sports parent

Sports Parents Dilemma: When is Enough… Enough with Youth Sports Commitments

I remember when I was five or six years old and our family moved to a new house. We were right up the hill from the little baseball diamonds. To say I spent a majority of my youth there is a huge understatement. We spent countless hours there playing baseball, watching baseball, hanging out with friends, and just enjoying ourselves.

Yet as much time as we spent at the baseball diamonds, we probably spent just as much playing baseball in our backyard, Nerf® basketball in our house, and real basketball in front of our garage and at the park. Youth sports was a big part of my childhood, and it is becoming a big part of my kids’ childhood as well. Just like my dad, I’m officially a “sports parent.” But youth sports and sports parenting is much different today.

While I’m an avid sports fan, I’ve come close to saying, “Enough is enough,” with youth sports. There are many more opportunities for our kids to play sports, but the level of commitment and seriousness can result in our families paying a cost and making sacrifices that my parents didn’t have to pay. I’d argue that, in some cases, youth sports can dictate a family’s life.

Here are 3 limits you can exercise to prevent youth sports from dictating your family’s life:

1. Limit the amount of sports your kids can do per season.

There is the opportunity today for almost every youth athlete to play a sport year-round. Last year, I had the opportunity to coach a basketball team for my son in April. We were going to play in two or three sessions (one game per week for eight weeks, plus a tournament). We almost went a full calendar year which meant my boys were also playing football at one point and baseball while playing basketball. We learned from that experience, and now we do our best to limit them to one sport per season unless there is a very small overlap. Without limits, we reached a point where our family was just about burned. Our kids yearned for a Saturday morning of doing nothing or an evening in which we could just relax and enjoy our time together — without loading up the car and getting home to rush a meal down and get in the bed. When we finally got a break, we realized we were missing “just us” time.

2. Limit the amount of money you’ll spend.

After finding out how much money we spent (in hindsight) on youth sports, we decided it’s time we limit that. Youth sports fees, travel, equipment, ticket prices, etc. should all be included in your budget. If you set “X” amount to spend and another “opportunity” to play in a league or join a team comes up, you will be less inclined to break your budget. This may take some discipline and learning some financial principles, but there has to be a limit.

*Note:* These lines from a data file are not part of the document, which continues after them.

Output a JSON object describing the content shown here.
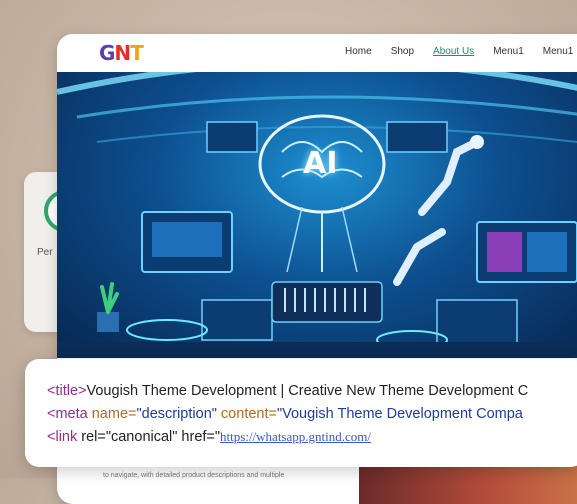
{
  "site": {
    "logo_text": "GNT",
    "nav": [
      "Home",
      "Shop",
      "About Us",
      "Menu1",
      "Menu1"
    ],
    "active_nav": "About Us",
    "hero_center_text": "AI",
    "footer_text": "to navigate, with detailed product descriptions and multiple"
  },
  "side_card": {
    "label": "Per"
  },
  "code": {
    "line1_tag_open": "<title>",
    "line1_text": "Vougish Theme Development | Creative New Theme Development C",
    "line2_tag": "<meta ",
    "line2_attr1": "name=",
    "line2_val1": "\"description\"",
    "line2_attr2": " content=",
    "line2_val2": "\"Vougish Theme Development Compa",
    "line3_tag": "<link ",
    "line3_rest": "rel=\"canonical\" href=\"",
    "line3_url": "https://whatsapp.gntind.com/"
  },
  "colors": {
    "accent_green": "#1e8a6e",
    "tag_purple": "#9b2a8a",
    "attr_orange": "#b06a1e"
  }
}
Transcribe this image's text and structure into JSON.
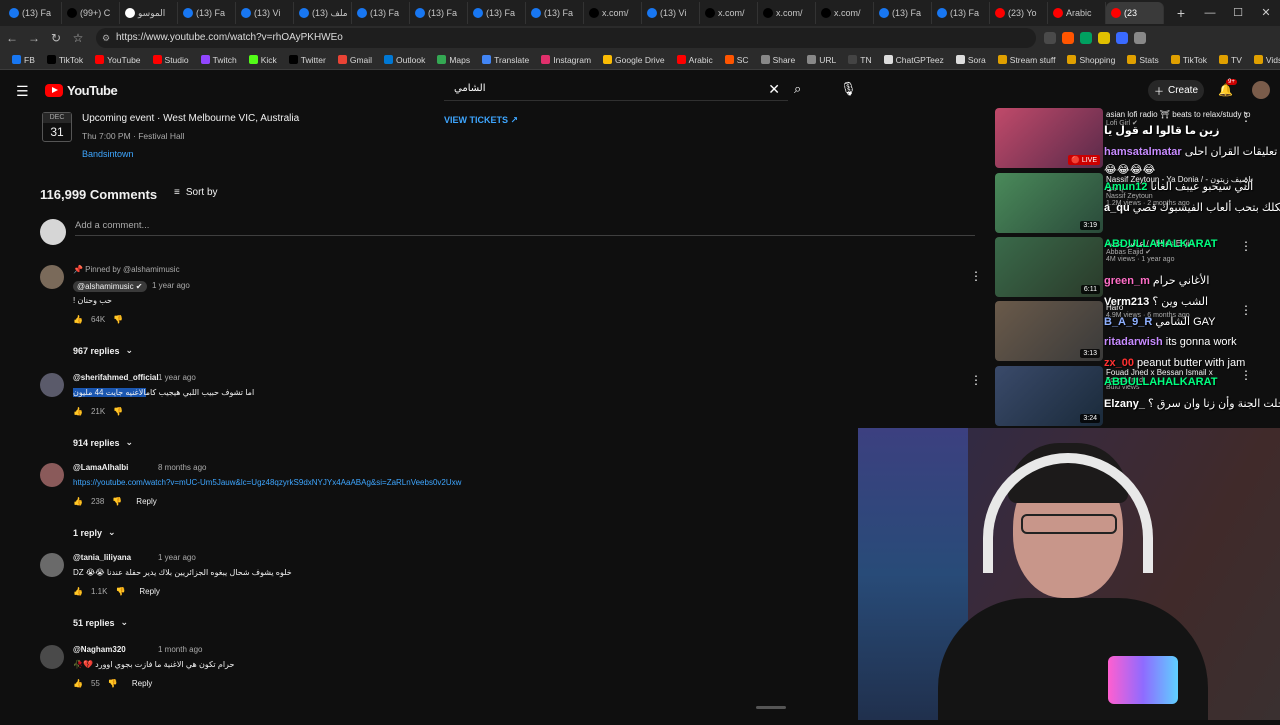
{
  "browser": {
    "tabs": [
      {
        "label": "(13) Fa",
        "color": "#1877f2"
      },
      {
        "label": "(99+) C",
        "color": "#000000"
      },
      {
        "label": "الموسو",
        "color": "#ffffff"
      },
      {
        "label": "(13) Fa",
        "color": "#1877f2"
      },
      {
        "label": "(13) Vi",
        "color": "#1877f2"
      },
      {
        "label": "(13) ملف",
        "color": "#1877f2"
      },
      {
        "label": "(13) Fa",
        "color": "#1877f2"
      },
      {
        "label": "(13) Fa",
        "color": "#1877f2"
      },
      {
        "label": "(13) Fa",
        "color": "#1877f2"
      },
      {
        "label": "(13) Fa",
        "color": "#1877f2"
      },
      {
        "label": "x.com/",
        "color": "#000000"
      },
      {
        "label": "(13) Vi",
        "color": "#1877f2"
      },
      {
        "label": "x.com/",
        "color": "#000000"
      },
      {
        "label": "x.com/",
        "color": "#000000"
      },
      {
        "label": "x.com/",
        "color": "#000000"
      },
      {
        "label": "(13) Fa",
        "color": "#1877f2"
      },
      {
        "label": "(13) Fa",
        "color": "#1877f2"
      },
      {
        "label": "(23) Yo",
        "color": "#ff0000"
      },
      {
        "label": "Arabic",
        "color": "#ff0000"
      },
      {
        "label": "(23",
        "color": "#ff0000",
        "active": true
      }
    ],
    "url": "https://www.youtube.com/watch?v=rhOAyPKHWEo",
    "bookmarks": [
      {
        "label": "FB",
        "color": "#1877f2"
      },
      {
        "label": "TikTok",
        "color": "#000000"
      },
      {
        "label": "YouTube",
        "color": "#ff0000"
      },
      {
        "label": "Studio",
        "color": "#ff0000"
      },
      {
        "label": "Twitch",
        "color": "#9146ff"
      },
      {
        "label": "Kick",
        "color": "#53fc18"
      },
      {
        "label": "Twitter",
        "color": "#000000"
      },
      {
        "label": "Gmail",
        "color": "#ea4335"
      },
      {
        "label": "Outlook",
        "color": "#0078d4"
      },
      {
        "label": "Maps",
        "color": "#34a853"
      },
      {
        "label": "Translate",
        "color": "#4285f4"
      },
      {
        "label": "Instagram",
        "color": "#e1306c"
      },
      {
        "label": "Google Drive",
        "color": "#fbbc04"
      },
      {
        "label": "Arabic",
        "color": "#ff0000"
      },
      {
        "label": "SC",
        "color": "#ff5500"
      },
      {
        "label": "Share",
        "color": "#888888"
      },
      {
        "label": "URL",
        "color": "#888888"
      },
      {
        "label": "TN",
        "color": "#444444"
      },
      {
        "label": "ChatGPTeez",
        "color": "#dddddd"
      },
      {
        "label": "Sora",
        "color": "#dddddd"
      },
      {
        "label": "Stream stuff",
        "color": "#e0a000"
      },
      {
        "label": "Shopping",
        "color": "#e0a000"
      },
      {
        "label": "Stats",
        "color": "#e0a000"
      },
      {
        "label": "TikTok",
        "color": "#e0a000"
      },
      {
        "label": "TV",
        "color": "#e0a000"
      },
      {
        "label": "Vids",
        "color": "#e0a000"
      }
    ]
  },
  "youtube": {
    "logo_text": "YouTube",
    "search_query": "الشامي",
    "create_label": "Create",
    "notif_badge": "9+"
  },
  "event": {
    "month": "DEC",
    "day": "31",
    "title": "Upcoming event · West Melbourne VIC, Australia",
    "subtitle": "Thu 7:00 PM · Festival Hall",
    "source": "Bandsintown",
    "tickets": "VIEW TICKETS ↗"
  },
  "comments_section": {
    "count": "116,999 Comments",
    "sort_label": "Sort by",
    "add_placeholder": "Add a comment..."
  },
  "comments": [
    {
      "pinned": "📌 Pinned by @alshamimusic",
      "author": "@alshamimusic ✔",
      "time": "1 year ago",
      "text": "حب وحنان !",
      "likes": "64K",
      "reply": "",
      "replies": "967 replies",
      "avatar": "#7a6a5a"
    },
    {
      "author": "@sherifahmed_official",
      "time": "1 year ago",
      "text_plain": "الاغنيه جايت 44 مليون ",
      "text_hl": "اما تشوف حبيب اللبي هيجيب كام",
      "likes": "21K",
      "reply": "",
      "replies": "914 replies",
      "avatar": "#5a5a6a"
    },
    {
      "author": "@LamaAlhalbi",
      "time": "8 months ago",
      "text": "https://youtube.com/watch?v=mUC-Um5Jauw&lc=Ugz48qzyrkS9dxNYJYx4AaABAg&si=ZaRLnVeebs0v2Uxw",
      "likes": "238",
      "reply": "Reply",
      "replies": "1 reply",
      "avatar": "#8a5a5a"
    },
    {
      "author": "@tania_liliyana",
      "time": "1 year ago",
      "text": "خلوه يشوف شحال يبغوه الجزائريين بلاك يدير حفلة عندنا 😭😭 DZ",
      "likes": "1.1K",
      "reply": "Reply",
      "replies": "51 replies",
      "avatar": "#6a6a6a"
    },
    {
      "author": "@Nagham320",
      "time": "1 month ago",
      "text": "حرام تكون هي الاغنية ما فازت بجوي اوورد 💔🥀",
      "likes": "55",
      "reply": "Reply",
      "replies": "",
      "avatar": "#4a4a4a"
    }
  ],
  "sidebar_videos": [
    {
      "title": "asian lofi radio ⛩ beats to relax/study to",
      "channel": "Lofi Girl ✔",
      "badge": "🔴 LIVE",
      "colors": [
        "#c04a6a",
        "#5a2a4a"
      ]
    },
    {
      "title": "Nassif Zeytoun - Ya Donia / ناصيف زيتون - يا دنيا",
      "channel": "Nassif Zeytoun",
      "stats": "1.2M views · 2 months ago",
      "badge": "3:19",
      "colors": [
        "#4a8a5a",
        "#2a4a3a"
      ]
    },
    {
      "title": "عباس عجيد / Abbas Eajid",
      "channel": "Abbas Eajid ✔",
      "stats": "4M views · 1 year ago",
      "badge": "6:11",
      "colors": [
        "#3a6a4a",
        "#2a3a2a"
      ]
    },
    {
      "title": "Haro",
      "channel": "",
      "stats": "4.9M views · 6 months ago",
      "badge": "3:13",
      "colors": [
        "#6a5a4a",
        "#3a3a3a"
      ]
    },
    {
      "title": "Fouad Jned x Bessan Ismail x",
      "channel": "Fouad Jned",
      "stats": "Bulu views",
      "badge": "3:24",
      "colors": [
        "#3a4a6a",
        "#1a2a3a"
      ]
    }
  ],
  "chat": [
    {
      "user": "زين ما قالوا له قول يا",
      "user_color": "#ffffff",
      "msg": ""
    },
    {
      "user": "hamsatalmatar",
      "user_color": "#c78bff",
      "msg": "تعليقات القران احلى"
    },
    {
      "user": "😂😂😂😂",
      "user_color": "#ffffff",
      "msg": ""
    },
    {
      "user": "Amun12",
      "user_color": "#00ff7f",
      "msg": "ألني سيحبو عيبف الغانا"
    },
    {
      "user": "a_qu",
      "user_color": "#ffffff",
      "msg": "شكلك بتحب ألعاب الفيسبوك قصي"
    },
    {
      "user": "ABDULLAHALKARAT",
      "user_color": "#00ff7f",
      "msg": ""
    },
    {
      "user": "green_m",
      "user_color": "#ff6ec7",
      "msg": "الأغاني حرام"
    },
    {
      "user": "Verm213",
      "user_color": "#ffffff",
      "msg": "الشب وين ؟"
    },
    {
      "user": "B_A_9_R",
      "user_color": "#8fb0ff",
      "msg": "الشامي GAY"
    },
    {
      "user": "ritadarwish",
      "user_color": "#c78bff",
      "msg": "its gonna work"
    },
    {
      "user": "zx_00",
      "user_color": "#ff3030",
      "msg": "peanut butter with jam"
    },
    {
      "user": "ABDULLAHALKARAT",
      "user_color": "#00ff7f",
      "msg": ""
    },
    {
      "user": "Elzany_",
      "user_color": "#ffffff",
      "msg": "دخلت الجنة وأن زنا وان سرق ؟"
    }
  ]
}
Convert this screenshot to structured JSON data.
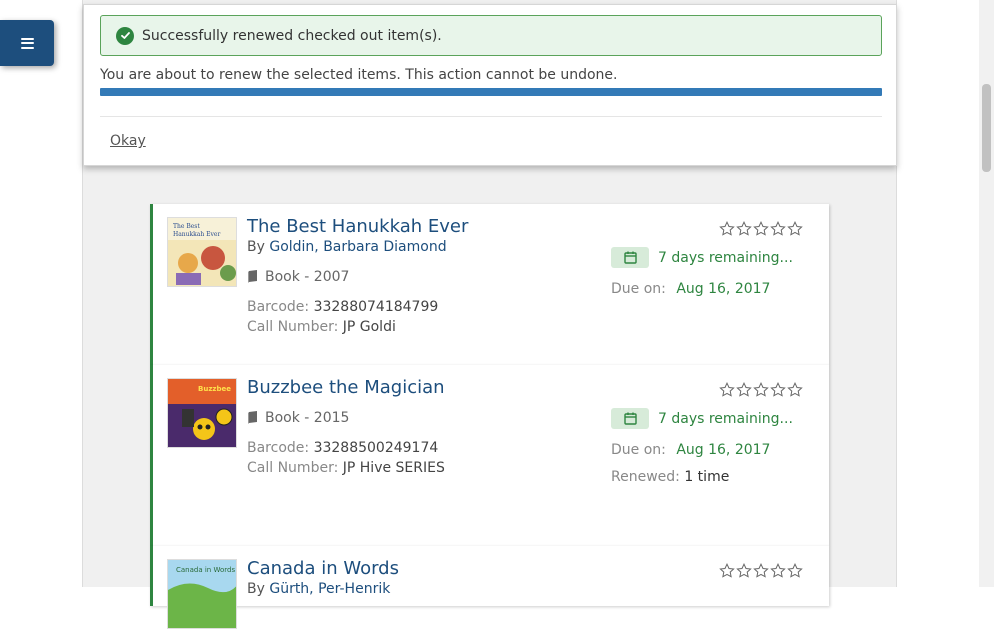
{
  "modal": {
    "alert_message": "Successfully renewed checked out item(s).",
    "warning_text": "You are about to renew the selected items. This action cannot be undone.",
    "progress_fraction": 1.0,
    "okay_label": "Okay"
  },
  "icons": {
    "menu": "hamburger-menu-icon",
    "alert": "check-circle-icon",
    "format": "book-icon",
    "due": "calendar-icon",
    "rating": "star-outline-icon"
  },
  "colors": {
    "accent": "#1d4e7d",
    "success": "#2e8540",
    "progress": "#337ab7"
  },
  "items": [
    {
      "title": "The Best Hanukkah Ever",
      "by_prefix": "By",
      "author": "Goldin, Barbara Diamond",
      "format": "Book - 2007",
      "barcode_label": "Barcode:",
      "barcode": "33288074184799",
      "call_label": "Call Number:",
      "call_number": "JP Goldi",
      "remaining": "7 days remaining...",
      "due_label": "Due on:",
      "due_date": "Aug 16, 2017",
      "rating": 0
    },
    {
      "title": "Buzzbee the Magician",
      "format": "Book - 2015",
      "barcode_label": "Barcode:",
      "barcode": "33288500249174",
      "call_label": "Call Number:",
      "call_number": "JP Hive SERIES",
      "remaining": "7 days remaining...",
      "due_label": "Due on:",
      "due_date": "Aug 16, 2017",
      "renewed_label": "Renewed:",
      "renewed_value": "1 time",
      "rating": 0
    },
    {
      "title": "Canada in Words",
      "by_prefix": "By",
      "author": "Gürth, Per-Henrik",
      "rating": 0
    }
  ]
}
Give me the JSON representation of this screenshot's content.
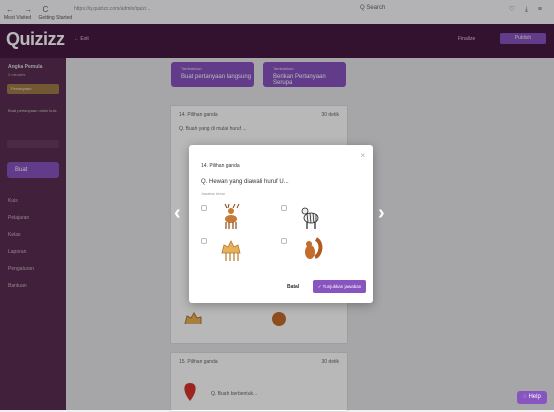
{
  "browser": {
    "nav": "← → C",
    "url": "https://q.quizizz.com/admin/quiz/...",
    "search_label": "Q Search",
    "icons_text": "♡ ⤓ ≡",
    "bookmarks": [
      "Most Visited",
      "Getting Started"
    ]
  },
  "header": {
    "logo": "Quizizz",
    "back_label": "← Exit",
    "right_label": "Finalize",
    "button_label": "Publish"
  },
  "sidebar": {
    "title": "Angka Pemula",
    "sub": "2 minutes",
    "box": "Pertanyaan",
    "text": "Buat pertanyaan untuk kuis",
    "create_label": "Buat",
    "links": [
      "Kuis",
      "Pelajaran",
      "Kelas",
      "Laporan",
      "Pengaturan",
      "Bantuan"
    ]
  },
  "top_buttons": [
    {
      "sub": "Tambahkan",
      "main": "Buat pertanyaan langsung"
    },
    {
      "sub": "Tambahkan",
      "main": "Berikan Pertanyaan Serupa"
    }
  ],
  "cards": [
    {
      "type": "14. Pilihan ganda",
      "time": "30 detik",
      "q": "Q. Buah yang di mulai huruf ..."
    },
    {
      "type": "15. Pilihan ganda",
      "time": "30 detik",
      "q": "Q. Buah berbentuk..."
    }
  ],
  "modal": {
    "type": "14. Pilihan ganda",
    "question": "Q. Hewan yang diawali huruf U...",
    "hint": "Jawaban benar",
    "cancel_label": "Batal",
    "show_label": "✓ Tunjukkan jawaban",
    "options": [
      {
        "icon": "deer-icon"
      },
      {
        "icon": "zebra-icon"
      },
      {
        "icon": "camel-icon"
      },
      {
        "icon": "squirrel-icon"
      }
    ]
  },
  "help_label": "Help",
  "colors": {
    "purple_dark": "#461a42",
    "purple_mid": "#5a2d52",
    "accent": "#8854c0"
  }
}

3. Limit stealing time from other areas of your family life.

I use the phrase “stealing time” a lot when it comes to how we handle or manage our time. If it’s dinner time and my family is seated and waiting on me because I’m in the office doing “one more thing,” I’m stealing family time. If I have an hour for lunch at work and I go home for a two-hour lunch with my family, I’m stealing company time. If I promised my wife we’d date once per week but due to youth sports games and practices it doesn’t happen, I’m stealing our marriage time. You can borrow time occasionally, but limit how much time you steal from other areas for youth sports.

Don’t let youth sports dictate your family’s time.

One of my big “whys” for youth sports involvement is the time we spend together doing something we enjoy. But there are also other ways. Don’t let youth sports dictate your family’s time. Take ownership by limiting some things, and when you do play with them, coach them, or watch them, enjoy it to the fullest knowing you have not gone overboard.

Huddle up with your kids and ask, “What’s your favorite sport and why?”